### [What needs to be done]
The answer must be an exact copy of the records, with every picture left out.

### [Dataset records]
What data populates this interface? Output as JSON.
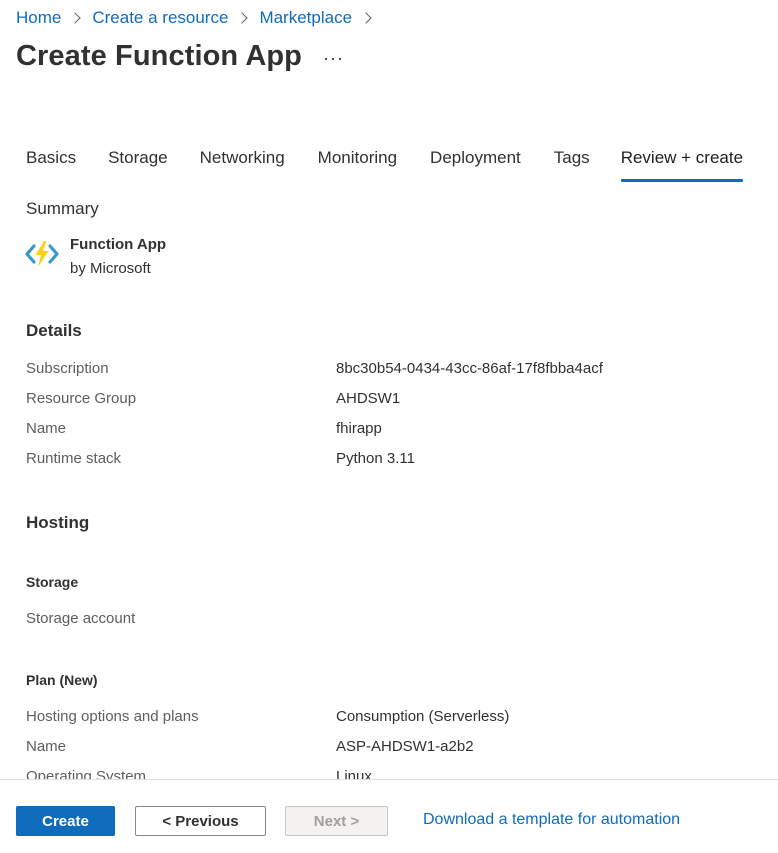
{
  "breadcrumb": [
    {
      "label": "Home"
    },
    {
      "label": "Create a resource"
    },
    {
      "label": "Marketplace"
    }
  ],
  "page": {
    "title": "Create Function App",
    "more": "···"
  },
  "tabs": [
    {
      "label": "Basics",
      "active": false
    },
    {
      "label": "Storage",
      "active": false
    },
    {
      "label": "Networking",
      "active": false
    },
    {
      "label": "Monitoring",
      "active": false
    },
    {
      "label": "Deployment",
      "active": false
    },
    {
      "label": "Tags",
      "active": false
    },
    {
      "label": "Review + create",
      "active": true
    }
  ],
  "summary": {
    "label": "Summary",
    "app_name": "Function App",
    "publisher": "by Microsoft",
    "icon": "function-app-icon"
  },
  "details": {
    "title": "Details",
    "rows": [
      {
        "key": "Subscription",
        "value": "8bc30b54-0434-43cc-86af-17f8fbba4acf"
      },
      {
        "key": "Resource Group",
        "value": "AHDSW1"
      },
      {
        "key": "Name",
        "value": "fhirapp"
      },
      {
        "key": "Runtime stack",
        "value": "Python 3.11"
      }
    ]
  },
  "hosting": {
    "title": "Hosting",
    "storage": {
      "title": "Storage",
      "rows": [
        {
          "key": "Storage account",
          "value": ""
        }
      ]
    },
    "plan": {
      "title": "Plan (New)",
      "rows": [
        {
          "key": "Hosting options and plans",
          "value": "Consumption (Serverless)"
        },
        {
          "key": "Name",
          "value": "ASP-AHDSW1-a2b2"
        },
        {
          "key": "Operating System",
          "value": "Linux"
        }
      ]
    }
  },
  "footer": {
    "create": "Create",
    "previous": "< Previous",
    "next": "Next >",
    "download": "Download a template for automation"
  },
  "colors": {
    "accent": "#0f6cbd",
    "text": "#323130",
    "muted": "#605e5c",
    "icon_blue": "#3999c6",
    "icon_yellow": "#fcd116"
  }
}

### [Solution to this task]
What data populates this interface? Output as JSON.
{
  "breadcrumb": [
    {
      "label": "Home"
    },
    {
      "label": "Create a resource"
    },
    {
      "label": "Marketplace"
    }
  ],
  "page": {
    "title": "Create Function App",
    "more": "···"
  },
  "tabs": [
    {
      "label": "Basics",
      "active": false
    },
    {
      "label": "Storage",
      "active": false
    },
    {
      "label": "Networking",
      "active": false
    },
    {
      "label": "Monitoring",
      "active": false
    },
    {
      "label": "Deployment",
      "active": false
    },
    {
      "label": "Tags",
      "active": false
    },
    {
      "label": "Review + create",
      "active": true
    }
  ],
  "summary": {
    "label": "Summary",
    "app_name": "Function App",
    "publisher": "by Microsoft",
    "icon": "function-app-icon"
  },
  "details": {
    "title": "Details",
    "rows": [
      {
        "key": "Subscription",
        "value": "8bc30b54-0434-43cc-86af-17f8fbba4acf"
      },
      {
        "key": "Resource Group",
        "value": "AHDSW1"
      },
      {
        "key": "Name",
        "value": "fhirapp"
      },
      {
        "key": "Runtime stack",
        "value": "Python 3.11"
      }
    ]
  },
  "hosting": {
    "title": "Hosting",
    "storage": {
      "title": "Storage",
      "rows": [
        {
          "key": "Storage account",
          "value": ""
        }
      ]
    },
    "plan": {
      "title": "Plan (New)",
      "rows": [
        {
          "key": "Hosting options and plans",
          "value": "Consumption (Serverless)"
        },
        {
          "key": "Name",
          "value": "ASP-AHDSW1-a2b2"
        },
        {
          "key": "Operating System",
          "value": "Linux"
        }
      ]
    }
  },
  "footer": {
    "create": "Create",
    "previous": "< Previous",
    "next": "Next >",
    "download": "Download a template for automation"
  },
  "colors": {
    "accent": "#0f6cbd",
    "text": "#323130",
    "muted": "#605e5c",
    "icon_blue": "#3999c6",
    "icon_yellow": "#fcd116"
  }
}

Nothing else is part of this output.